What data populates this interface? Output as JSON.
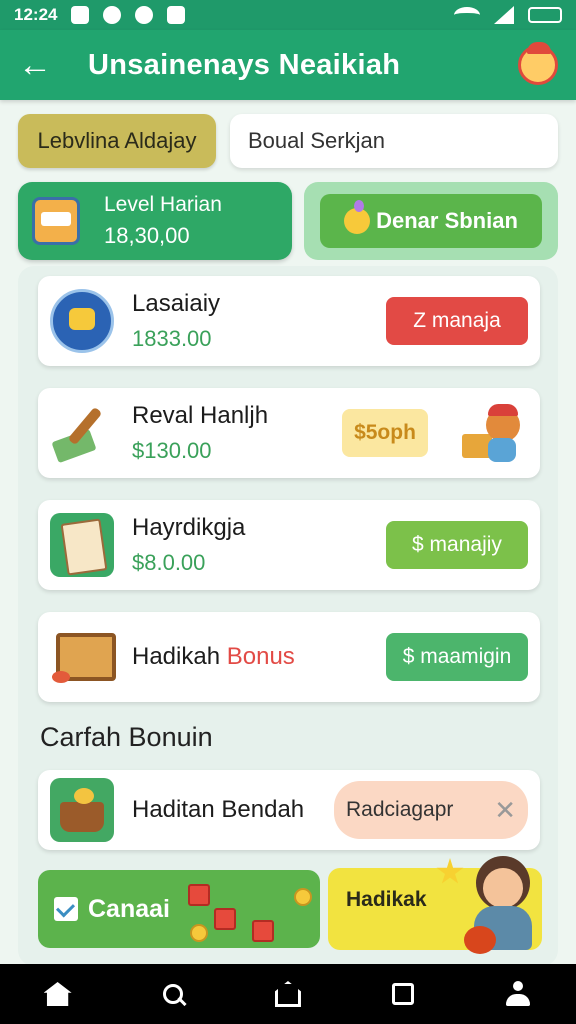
{
  "status_bar": {
    "time": "12:24",
    "battery": ""
  },
  "app_bar": {
    "title": "Unsainenays Neaikiah"
  },
  "filters": {
    "chip_label": "Lebvlina Aldajay",
    "search_value": "Boual Serkjan"
  },
  "level_card": {
    "title": "Level Harian",
    "value": "18,30,00"
  },
  "dinar_button": {
    "label": "Denar Sbnian"
  },
  "rewards": [
    {
      "name": "Lasaiaiy",
      "amount": "1833.00",
      "action": "Z manaja",
      "action_color": "#e24a45"
    },
    {
      "name": "Reval Hanljh",
      "amount": "$130.00",
      "action": "$5oph",
      "action_color": "#fbe7a0"
    },
    {
      "name": "Hayrdikgja",
      "amount": "$8.0.00",
      "action": "$ manajiy",
      "action_color": "#7cc14a"
    },
    {
      "name_plain": "Hadikah ",
      "name_highlight": "Bonus",
      "action": "$ maamigin",
      "action_color": "#4cb56c"
    }
  ],
  "section": {
    "title": "Carfah Bonuin"
  },
  "bonus_item": {
    "name": "Haditan Bendah",
    "tag": "Radciagapr"
  },
  "bottom": {
    "left_label": "Canaai",
    "right_label": "Hadikak"
  },
  "colors": {
    "primary": "#21a56f",
    "accent_red": "#e24a45",
    "accent_green": "#5cb34c",
    "accent_yellow": "#f2e340"
  }
}
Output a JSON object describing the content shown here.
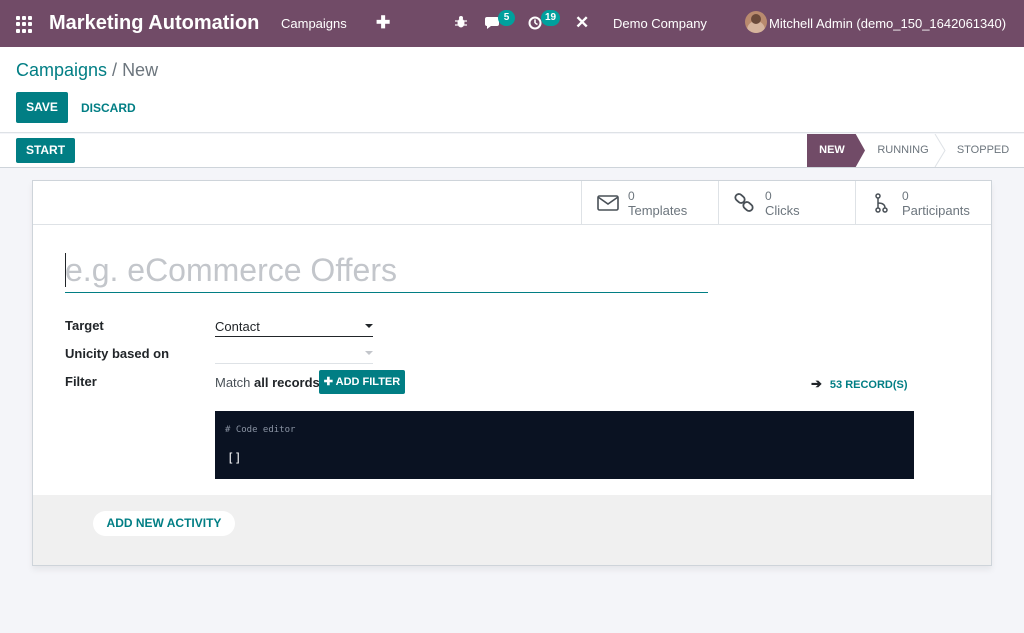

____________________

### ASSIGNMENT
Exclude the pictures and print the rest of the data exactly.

### COMPLETED EXERCISE
What data populates this interface? Output as JSON.
{
  "status_bar": {
    "time": "12:24",
    "battery": ""
  },
  "app_bar": {
    "title": "Unsainenays Neaikiah"
  },
  "filters": {
    "chip_label": "Lebvlina Aldajay",
    "search_value": "Boual Serkjan"
  },
  "level_card": {
    "title": "Level Harian",
    "value": "18,30,00"
  },
  "dinar_button": {
    "label": "Denar Sbnian"
  },
  "rewards": [
    {
      "name": "Lasaiaiy",
      "amount": "1833.00",
      "action": "Z manaja",
      "action_color": "#e24a45"
    },
    {
      "name": "Reval Hanljh",
      "amount": "$130.00",
      "action": "$5oph",
      "action_color": "#fbe7a0"
    },
    {
      "name": "Hayrdikgja",
      "amount": "$8.0.00",
      "action": "$ manajiy",
      "action_color": "#7cc14a"
    },
    {
      "name_plain": "Hadikah ",
      "name_highlight": "Bonus",
      "action": "$ maamigin",
      "action_color": "#4cb56c"
    }
  ],
  "section": {
    "title": "Carfah Bonuin"
  },
  "bonus_item": {
    "name": "Haditan Bendah",
    "tag": "Radciagapr"
  },
  "bottom": {
    "left_label": "Canaai",
    "right_label": "Hadikak"
  },
  "colors": {
    "primary": "#21a56f",
    "accent_red": "#e24a45",
    "accent_green": "#5cb34c",
    "accent_yellow": "#f2e340"
  }
}
Output a JSON object describing the content shown here.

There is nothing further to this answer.